Aim of the exercise » Take the entries below and return them unchanged.

*** Block opens ***

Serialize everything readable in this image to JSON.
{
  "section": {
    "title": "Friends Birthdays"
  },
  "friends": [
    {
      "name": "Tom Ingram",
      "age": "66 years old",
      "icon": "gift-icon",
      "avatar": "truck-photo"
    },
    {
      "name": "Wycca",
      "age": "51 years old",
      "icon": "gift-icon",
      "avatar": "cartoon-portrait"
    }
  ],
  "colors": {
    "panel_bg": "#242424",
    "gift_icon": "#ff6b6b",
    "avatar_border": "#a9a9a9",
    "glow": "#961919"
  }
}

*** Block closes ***

Result of the exercise »
Serialize everything readable in this image to JSON.
{
  "section": {
    "title": "Friends Birthdays"
  },
  "friends": [
    {
      "name": "Tom Ingram",
      "age": "66 years old",
      "icon": "gift-icon",
      "avatar": "truck-photo"
    },
    {
      "name": "Wycca",
      "age": "51 years old",
      "icon": "gift-icon",
      "avatar": "cartoon-portrait"
    }
  ],
  "colors": {
    "panel_bg": "#242424",
    "gift_icon": "#ff6b6b",
    "avatar_border": "#a9a9a9",
    "glow": "#961919"
  }
}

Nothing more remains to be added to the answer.